“With the large number of municipalities that already passed such legislation, I am sure that they have found a way to enforce the laws and that we should contact them to see how they do it,” the letter reads.

Ocean City officials would have to look no further than nearby Bethany Beach, Del. to find a working model, although the size of the resort and the number of visitors is vastly different. Bethany Beach officials passed a smoking ban on its beaches and Boardwalk in 2008 and haven’t experienced any real resistance, according to Mayor Tony McClenny, who pushed for the new law.

“We had public hearings, letters, calls, emails, visits from groups both pro and con and we got to the point where it was time to put it to a vote and our council passed it narrowly,” he said this week. “It has proven to be very popular and we’ve heard few if any complaints. It’s really a non-issue for the vast majority.”

Bethany Beach does not allow smoking on the beach or its Boardwalk from May 15 to Sept. 15, and bans smoking at its public parks and playgrounds all year. There were some accommodations made to smokers in the town’s ordinance including nine or 10 smoking stations at designated areas along the one-mile stretch of beach.

“There are places designated where smokers can enjoy a cigarette without bothering anyone else and then deposit their butt in an appropriate place,” said McClenny. “That’s one of the big things. Cigarette butts are the largest trash items on Delaware beaches.”

McClenny said in the three years since Bethany implemented its stringent smoking laws, there has been little resistance and fewer enforcement actions.

“I don’t believe we’ve ever fined anybody,” he said. “If somebody misses the signage, usually somebody else on the beach or Boardwalk will remind them and they’ll politely put it out.”

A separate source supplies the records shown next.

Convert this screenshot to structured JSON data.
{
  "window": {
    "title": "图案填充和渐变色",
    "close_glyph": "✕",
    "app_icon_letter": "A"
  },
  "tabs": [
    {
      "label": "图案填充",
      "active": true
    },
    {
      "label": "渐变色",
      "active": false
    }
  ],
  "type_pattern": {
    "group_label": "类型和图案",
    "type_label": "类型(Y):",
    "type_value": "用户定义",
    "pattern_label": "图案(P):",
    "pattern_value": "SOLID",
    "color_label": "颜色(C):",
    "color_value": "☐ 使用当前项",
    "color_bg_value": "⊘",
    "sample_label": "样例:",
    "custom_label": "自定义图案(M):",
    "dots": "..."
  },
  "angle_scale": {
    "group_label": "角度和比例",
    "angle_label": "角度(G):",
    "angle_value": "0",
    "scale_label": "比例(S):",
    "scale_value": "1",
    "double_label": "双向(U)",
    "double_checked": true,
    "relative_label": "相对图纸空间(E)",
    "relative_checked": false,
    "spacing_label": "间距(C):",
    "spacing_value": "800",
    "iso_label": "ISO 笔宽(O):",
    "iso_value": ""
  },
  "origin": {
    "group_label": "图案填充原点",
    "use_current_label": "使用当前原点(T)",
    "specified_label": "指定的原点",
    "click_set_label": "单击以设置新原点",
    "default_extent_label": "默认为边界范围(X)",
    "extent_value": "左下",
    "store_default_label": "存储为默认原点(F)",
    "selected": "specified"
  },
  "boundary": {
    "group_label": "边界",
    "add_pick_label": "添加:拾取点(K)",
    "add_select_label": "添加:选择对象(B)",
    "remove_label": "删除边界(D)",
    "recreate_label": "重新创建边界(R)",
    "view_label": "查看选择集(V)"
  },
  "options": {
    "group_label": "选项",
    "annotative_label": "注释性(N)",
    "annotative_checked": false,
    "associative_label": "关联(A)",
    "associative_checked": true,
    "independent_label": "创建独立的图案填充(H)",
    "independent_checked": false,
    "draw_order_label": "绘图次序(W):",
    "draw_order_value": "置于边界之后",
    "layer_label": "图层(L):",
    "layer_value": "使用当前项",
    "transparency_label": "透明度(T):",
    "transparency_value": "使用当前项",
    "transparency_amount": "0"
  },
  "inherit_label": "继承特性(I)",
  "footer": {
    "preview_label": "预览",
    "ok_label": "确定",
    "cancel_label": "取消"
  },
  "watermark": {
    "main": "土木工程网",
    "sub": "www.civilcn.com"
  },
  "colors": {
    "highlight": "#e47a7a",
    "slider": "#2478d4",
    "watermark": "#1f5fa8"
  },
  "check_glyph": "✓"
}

McClenny said Bethany officials were aware of the risk of alienating some visitors with a stringent no smoking policy, but it was a risk they were willing to take in light of the public support for the new law.

“It was a bit of a gamble because we didn’t know what the reaction would be,” he said. “What we ended up with is a system and a law that seems to accommodate most folks and we haven’t had any problems.”

Closer to home, Ocean City Mayor Rick Meehan said this week he hasn’t formed a strong opinion about a proposed smoking ban one way or the other, but the volume of public interest in the issue warrants some discussion.

“I think that’s a pretty big issue,” he said. “People over the years have sent countless letters, emails and phone calls about this, and it is certainly a topic that bears some discussion. Again, we want our lifeguards facing the ocean and not the beach.”

However, Council President Joe Mitrecic said he hasn’t heard much clamoring for a ban on smoking on the beach and Boardwalk.

“To be honest, we have millions of visitors each year and we get very few people complaining about smoking on the beach or on the Boardwalk,” he said. “As a non-smoker, I understand where some of this is coming from, but it doesn’t seem like it’s been a big issue.”

Mitrecic said discussion about banning smoking on the beach would have to include economic considerations.

“We have to take a close look and see who this impacts,” he said. “If it is one half of the people who visit Ocean City, or one third, we need to consider that. We certainly don’t want to turn anybody away and send them to another resort.”